When you take a competency inventory you will quickly begin to see what areas are thriving (the ones you are already putting energy into) and what areas are deficient (the areas you are choosing not to put energy into). Most people are competent in the areas that they are naturally good at or the areas they like. Most people have to stretch and work a little harder in the areas where there isn’t a natural affinity (areas they don’t like).
For example, feeling-natured people love to do all of the things they feel like doing, leaving little or no time for anything that requires thinking, common sense, or practical planning. This may leave them feeling chronically anxious which can affect their bodies and well-being on a daily basis. Many feeling-natured people have revealed to me that they would put responsibilities off and magically think they would disappear so they could avoid doing them.
Thinking-natured people may do the things that make them feel in control and avoid areas that are emotional, intimate, messy, or nonsensical. This often leaves them feeling dull and empty, like they are just “going through the motions”. When people are able to acknowledge their strengths (the things they are already competent in) and admit to themselves their areas of limitations (the areas they have not yet developed) that is when they really start to expand their power.
Two weeks ago, I was talking to a friend about his healing journey. He has done body work, psychic readings, journaling and meditation. He has spent time in nature, and continues ongoing psychotherapy. He told me how hard he had worked on identifying, processing, releasing, forgiving, and letting go of old wounds from the past. He candidly asked me what I thought his next healing step might be because he felt he wasn’t getting the movement he desired.

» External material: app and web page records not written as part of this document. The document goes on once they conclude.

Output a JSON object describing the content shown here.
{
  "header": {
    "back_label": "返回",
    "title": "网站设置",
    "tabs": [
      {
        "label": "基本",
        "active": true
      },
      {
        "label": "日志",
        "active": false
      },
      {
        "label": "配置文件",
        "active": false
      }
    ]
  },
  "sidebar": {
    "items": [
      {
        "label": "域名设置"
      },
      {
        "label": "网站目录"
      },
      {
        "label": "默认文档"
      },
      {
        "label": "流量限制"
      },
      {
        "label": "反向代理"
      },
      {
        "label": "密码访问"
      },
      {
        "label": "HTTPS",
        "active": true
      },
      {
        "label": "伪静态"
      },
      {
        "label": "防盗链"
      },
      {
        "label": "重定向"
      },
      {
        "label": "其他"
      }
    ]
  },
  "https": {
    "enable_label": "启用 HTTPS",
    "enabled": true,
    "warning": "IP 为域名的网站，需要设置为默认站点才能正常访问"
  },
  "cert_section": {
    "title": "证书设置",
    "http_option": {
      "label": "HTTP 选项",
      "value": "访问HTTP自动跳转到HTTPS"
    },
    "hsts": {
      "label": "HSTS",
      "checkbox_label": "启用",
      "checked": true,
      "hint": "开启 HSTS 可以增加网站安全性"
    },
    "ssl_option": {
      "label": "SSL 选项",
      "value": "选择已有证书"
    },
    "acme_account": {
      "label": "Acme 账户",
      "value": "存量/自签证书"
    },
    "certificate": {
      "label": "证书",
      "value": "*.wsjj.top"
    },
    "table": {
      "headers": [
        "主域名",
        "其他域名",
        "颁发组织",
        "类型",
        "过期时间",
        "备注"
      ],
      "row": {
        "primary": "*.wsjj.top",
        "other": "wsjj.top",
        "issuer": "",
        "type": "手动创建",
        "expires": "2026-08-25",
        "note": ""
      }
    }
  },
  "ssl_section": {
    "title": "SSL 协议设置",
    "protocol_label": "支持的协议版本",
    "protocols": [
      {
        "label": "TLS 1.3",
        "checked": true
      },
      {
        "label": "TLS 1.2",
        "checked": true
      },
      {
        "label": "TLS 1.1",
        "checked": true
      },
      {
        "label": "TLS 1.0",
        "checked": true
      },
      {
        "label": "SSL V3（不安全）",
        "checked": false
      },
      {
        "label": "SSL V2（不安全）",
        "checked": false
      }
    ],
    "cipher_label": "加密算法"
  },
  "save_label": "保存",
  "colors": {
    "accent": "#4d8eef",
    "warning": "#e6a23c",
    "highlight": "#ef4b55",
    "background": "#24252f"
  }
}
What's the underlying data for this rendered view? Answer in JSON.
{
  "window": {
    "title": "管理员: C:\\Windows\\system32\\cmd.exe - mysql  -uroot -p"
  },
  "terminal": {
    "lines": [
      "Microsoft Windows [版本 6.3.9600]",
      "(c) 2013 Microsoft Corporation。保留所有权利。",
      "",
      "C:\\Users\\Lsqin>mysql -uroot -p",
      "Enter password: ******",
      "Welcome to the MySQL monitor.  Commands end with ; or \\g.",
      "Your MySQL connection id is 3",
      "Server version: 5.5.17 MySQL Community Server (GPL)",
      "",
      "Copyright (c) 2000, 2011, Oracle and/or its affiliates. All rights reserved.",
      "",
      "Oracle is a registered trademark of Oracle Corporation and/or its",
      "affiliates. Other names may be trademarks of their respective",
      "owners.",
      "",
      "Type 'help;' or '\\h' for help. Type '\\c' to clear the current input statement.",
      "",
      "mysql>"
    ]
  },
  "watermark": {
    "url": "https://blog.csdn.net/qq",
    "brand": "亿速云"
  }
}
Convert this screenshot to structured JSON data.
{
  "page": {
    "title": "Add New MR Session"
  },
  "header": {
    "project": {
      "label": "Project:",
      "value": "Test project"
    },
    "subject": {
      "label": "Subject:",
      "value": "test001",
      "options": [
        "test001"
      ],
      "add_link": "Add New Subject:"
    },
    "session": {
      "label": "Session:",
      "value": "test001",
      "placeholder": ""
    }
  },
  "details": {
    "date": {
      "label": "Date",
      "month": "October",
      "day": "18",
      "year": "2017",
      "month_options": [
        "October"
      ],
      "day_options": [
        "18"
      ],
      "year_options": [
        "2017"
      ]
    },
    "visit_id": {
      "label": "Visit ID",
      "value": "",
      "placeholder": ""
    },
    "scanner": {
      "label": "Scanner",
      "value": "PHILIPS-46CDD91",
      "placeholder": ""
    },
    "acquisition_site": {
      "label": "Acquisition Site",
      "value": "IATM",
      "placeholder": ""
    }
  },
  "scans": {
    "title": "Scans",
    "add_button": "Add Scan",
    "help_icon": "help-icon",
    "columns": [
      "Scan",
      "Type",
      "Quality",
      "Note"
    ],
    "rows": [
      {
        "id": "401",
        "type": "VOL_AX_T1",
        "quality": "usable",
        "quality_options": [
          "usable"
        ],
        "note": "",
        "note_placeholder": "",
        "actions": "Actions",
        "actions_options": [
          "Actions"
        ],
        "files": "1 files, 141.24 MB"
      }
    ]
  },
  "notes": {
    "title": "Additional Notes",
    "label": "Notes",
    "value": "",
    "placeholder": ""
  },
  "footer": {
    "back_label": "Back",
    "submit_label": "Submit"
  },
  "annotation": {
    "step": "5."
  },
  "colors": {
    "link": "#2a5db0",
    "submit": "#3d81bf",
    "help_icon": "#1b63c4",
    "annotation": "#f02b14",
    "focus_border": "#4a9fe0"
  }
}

He asked me, “Should I go on a retreat, get a new therapist, get my kayak out more often? Should I do more cardiovascular workouts to get my serotonin level flowing, or take more of the medication I am taking? Should I get different medication? Should I buy a bike and ride it every day, maybe do another psychic reading?”
I think he was waiting for some deep, existential, psychoanalytic remark. I told him, “Get a job, start paying your bills on time, and get one male friend you can do stuff with. That will make you feel better immediately.”
He said, “How will it make me feel better?”
I answered, “It will make you feel better as a man.”
He was shocked. No one had ever suggested these simple things to him.
He had been so immersed in his inner journey that he and everyone else he was choosing to help him were ignoring the key compartments a man needs to be competent and to feel powerful as a man. He had no real friends and was disconnected by choice from his family. He wasn’t eating well, wasn’t exercising, and had no spiritual roots. He was out of work and being supported by his wife. He had hobbies but wasn’t pursuing them, was in financial trouble, and had no clear life goals for himself.
Vol 27 Issue 4 page 30